FRIDAY, October 2, 2020 – 4:12 AM
Ravel: Bolero in C major, age 53
Popular for 91 years…
There has never been a time when the masses have not loved this piece. It is not only Ravel’s most famous composition but also the one that is instantly recognized. I doubt there are many people on planet earth who have not heard this.
But who is the best?
I picked this video because of the camera work. I wanted something that would show the instruments being played. But I fell in love with the performance. I could listen to the trombone solo 50 times and never get bored.
- 0:20 snare drum and double bass (the big string instrument) plus viola: The poor snare drum player and whoever is playing the bass line have to play those same notes for more than 13 minutes.
- 0:33 flute, gold: Does gold really make the instrument sound better? I don’t know. It could be hype, or it could be true.
- 1:28 clarinet: Nothing to say. This guy is just good. I wonder what Mozart would have thought of this?
- 2:22 bassoon: Always one of the strangest looking instruments. It’s for the brooms in “Sorcerer’s Apprentice”, and it’s “Grandfather” in “Peter and the Wolf”.
- 3:17 sopranino clarinet: It’s a smaller and higher clarinet in Eb. It’s pitched a 4th higher than standard Bb clarinet. I had never heard the name before. But odd pitched clarinets are popular in places like Turkey, or so I read.
- 4:12: English horn, also known as cor anglais: It’s a lower pitched oboe, really.
- 5:07 flute again with muted trumpet: color me stupid because I never noticed this combo before. The trumpet with the mute, together with the flute, is a unique sound. I really like it.
- 6:02 tenor saxophone: It’s a late arrival in the orchestral instruments. You won’t find saxes of any kind in Beethoven. Even today people think of it more as a pop or jazz instrument.
- 6:56 soprano sax: It’s an octave higher than tenor sax.
- 7:50 piccolo and celeste: What an usual combo. It sounds so cool.
- 8:45 winds, oboes, English horn, clarinets: Now Ravel starts adding an interval, things like 3rds and 4ths below the melody.”
- 9:38 trombone: This is a killer trombone part, and you have to be really good to play it because it goes up to high Db, a very high note for an orchestral trombone player. This guy is superb. He uses slide vibrato. It’s the best job I’ve heard of this solo.
- 10:31 more winds, intervals, chords: Now he’s using triads and chords, very rich sound.
- 13:08 continuing with the larger group, and timpani: I have to go back sometime and find out when the timpani was added. It may be sooner.
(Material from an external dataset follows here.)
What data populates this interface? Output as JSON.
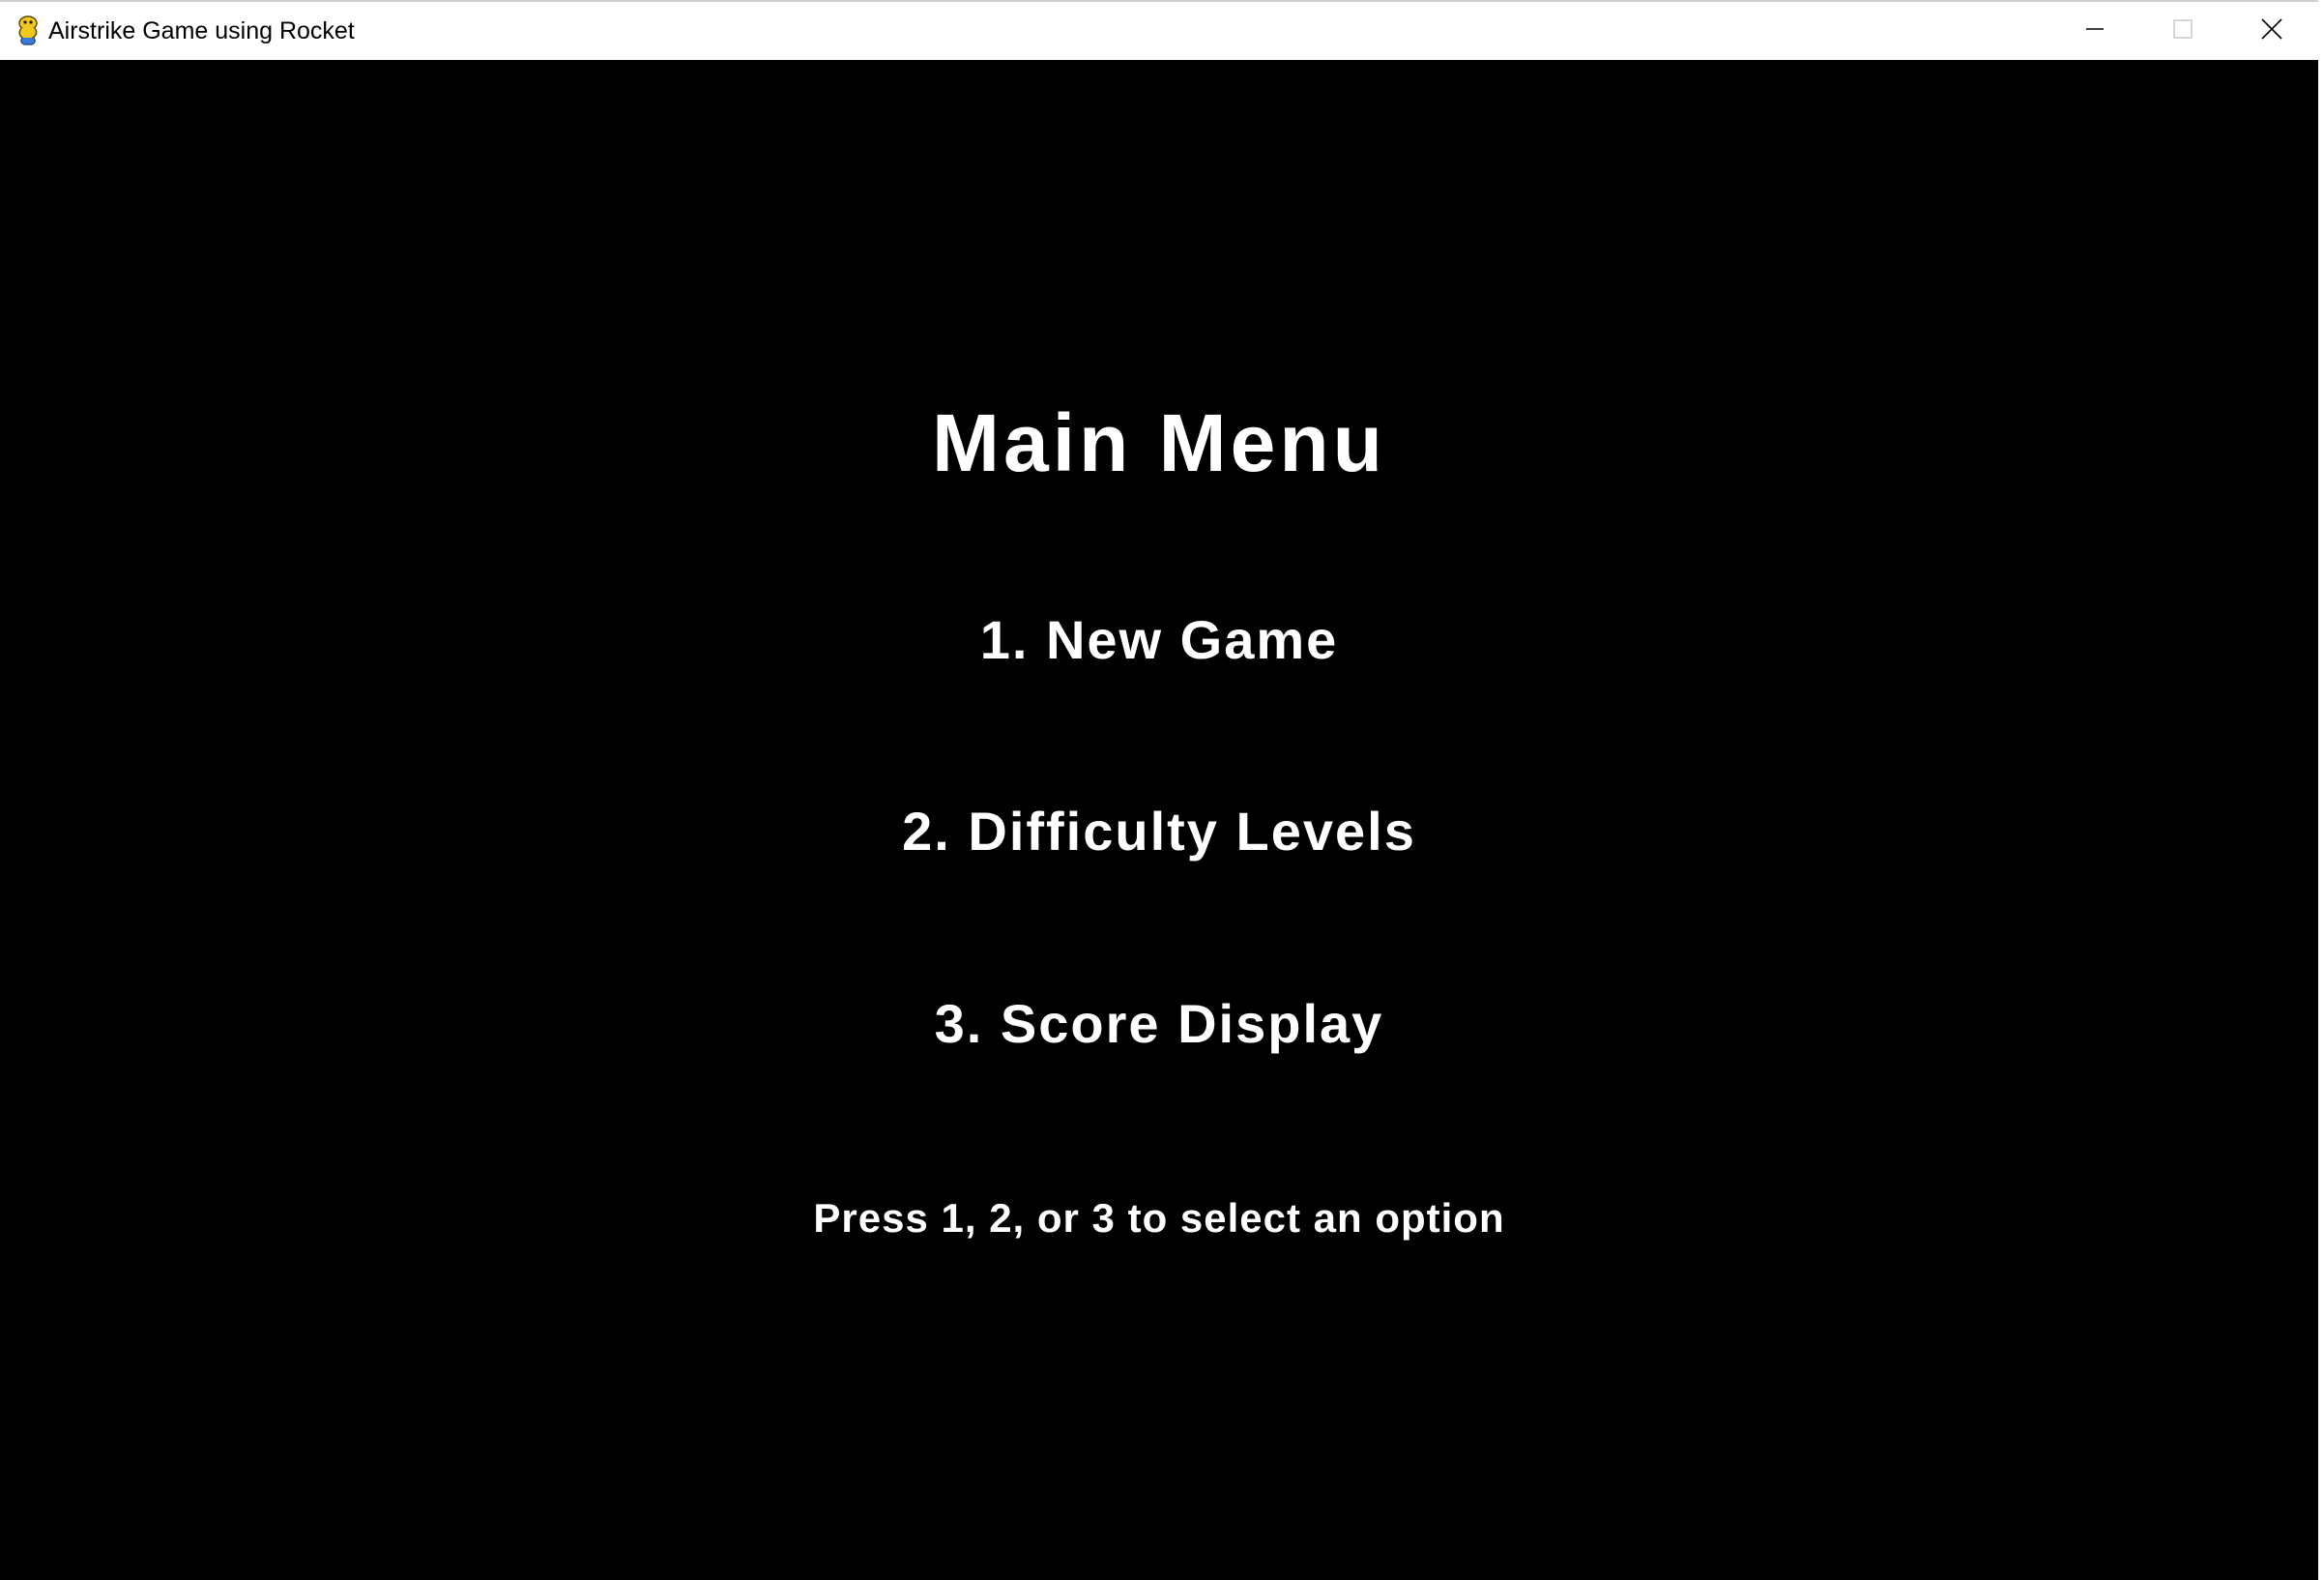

This is just unison and octaves.
- 14: 00 bigger, and with chords: Adding more weight, even fuller and richer.
- 14:51 huge, probably just one interval: This time unisons and octaves again, but it’s huge.
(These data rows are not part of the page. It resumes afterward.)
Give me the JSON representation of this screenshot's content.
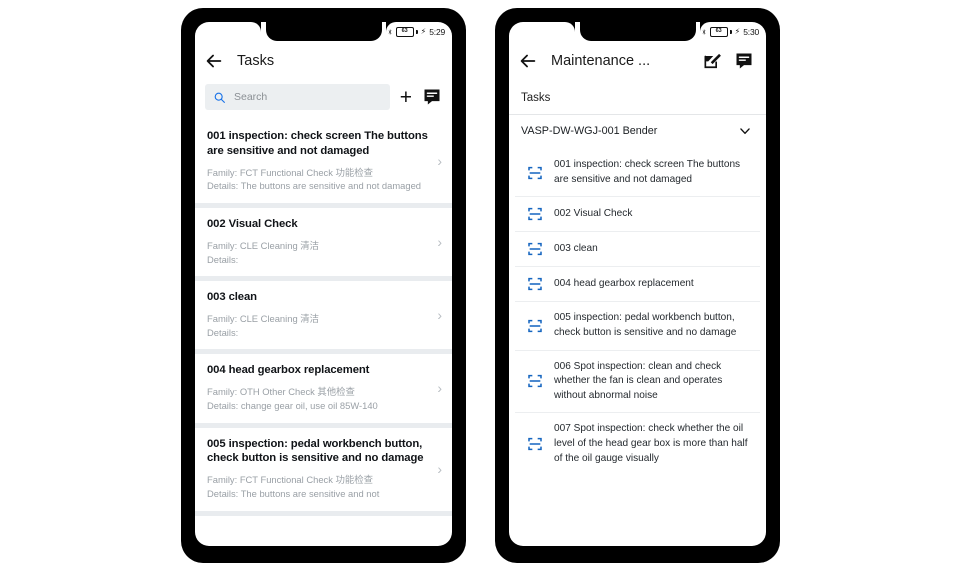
{
  "left_phone": {
    "status_bar": {
      "bluetooth_icon": "bluetooth-icon",
      "battery_level": "63",
      "charging_icon": "charging-bolt-icon",
      "time": "5:29"
    },
    "appbar": {
      "back_icon": "back-arrow-icon",
      "title": "Tasks",
      "comment_icon": "comment-icon"
    },
    "search": {
      "icon": "search-icon",
      "placeholder": "Search",
      "value": "",
      "add_label": "+",
      "add_icon": "plus-icon"
    },
    "tasks": [
      {
        "title": "001 inspection:  check screen The buttons are sensitive and not damaged",
        "family": "Family: FCT Functional Check 功能检查",
        "details": "Details: The buttons are sensitive and not damaged",
        "chevron": "›"
      },
      {
        "title": "002 Visual Check",
        "family": "Family: CLE Cleaning 清洁",
        "details": "Details:",
        "chevron": "›"
      },
      {
        "title": "003 clean",
        "family": "Family: CLE Cleaning 清洁",
        "details": "Details:",
        "chevron": "›"
      },
      {
        "title": "004 head gearbox replacement",
        "family": "Family: OTH Other Check 其他检查",
        "details": "Details: change gear oil, use oil 85W-140",
        "chevron": "›"
      },
      {
        "title": "005 inspection:  pedal workbench button, check button is sensitive and no damage",
        "family": "Family: FCT Functional Check 功能检查",
        "details": "Details: The buttons are sensitive and not",
        "chevron": "›"
      }
    ]
  },
  "right_phone": {
    "status_bar": {
      "bluetooth_icon": "bluetooth-icon",
      "battery_level": "63",
      "charging_icon": "charging-bolt-icon",
      "time": "5:30"
    },
    "appbar": {
      "back_icon": "back-arrow-icon",
      "title": "Maintenance ...",
      "edit_icon": "edit-square-icon",
      "comment_icon": "comment-icon"
    },
    "section_label": "Tasks",
    "group": {
      "name": "VASP-DW-WGJ-001 Bender",
      "chevron_icon": "chevron-down-icon"
    },
    "items": [
      {
        "icon": "scan-icon",
        "text": "001 inspection:  check screen The buttons are sensitive and not damaged"
      },
      {
        "icon": "scan-icon",
        "text": "002 Visual Check"
      },
      {
        "icon": "scan-icon",
        "text": "003 clean"
      },
      {
        "icon": "scan-icon",
        "text": "004 head gearbox replacement"
      },
      {
        "icon": "scan-icon",
        "text": "005 inspection:  pedal workbench button, check button is sensitive and no damage"
      },
      {
        "icon": "scan-icon",
        "text": "006 Spot inspection: clean and check whether the fan is clean and operates without abnormal noise"
      },
      {
        "icon": "scan-icon",
        "text": "007 Spot inspection: check whether the oil level of the head gear box is more than half of the oil gauge visually"
      }
    ]
  },
  "colors": {
    "accent_blue": "#1a73e8",
    "scan_icon_blue": "#1565c0",
    "card_bg": "#ffffff",
    "list_bg": "#e9ecef",
    "muted_text": "#9aa0a6",
    "frame_black": "#000000"
  }
}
- 15:42 even bigger: And continuing with more and more players.
- 16:21 there is a bit of a variation in the theme: Suddenly for the first time he adds a bit to the theme.
- 16:27morphs to E major: This is a surprise because he never did it before.
- 16:50 Back to C major and it ends: Nothing to say, except you have trombone glisses, and it’s a racous musical celebration.
- piccolo, 2 flutes, 2 oboes, English horn, 2 clarinets, bass clarinet, 2 bassoons, contrabassoon, soprano saxophone, tenor saxophone
- 4 horns, 4 trumpets, 3 trombones, tuba
- timpani, snare drum
- harp, celesta
It went viral…
Read about it HERE: This composition by Maurice Ravel remains one of the most famous pieces of music ever nwritten and was hugely popular the minute people heard it.
There is an A theme and a B theme. He alternates them, using these two ideas over and over again, always with different instrumentation. His idea was to create something totally new, and it was just a huge experiment.
I hated this, and now I very much like it…
I used to think this was music written for people who don’t know anything and who need to hear the same tune repeated over and over again. I went years without listening to it, on purpose. But when I started studying the music more closely I completely change my mind. I now think it’s brilliant.
Ravel wanted it slow and sensuous. Toscanini wanted it much faster. He won, Ravel lost. But today conductors have reversed that, going to the slower tempo Ravel preferred. Why does the slower tempo work today? Because the top soloists are better, and they can pull of something more liquid, expressive and polished.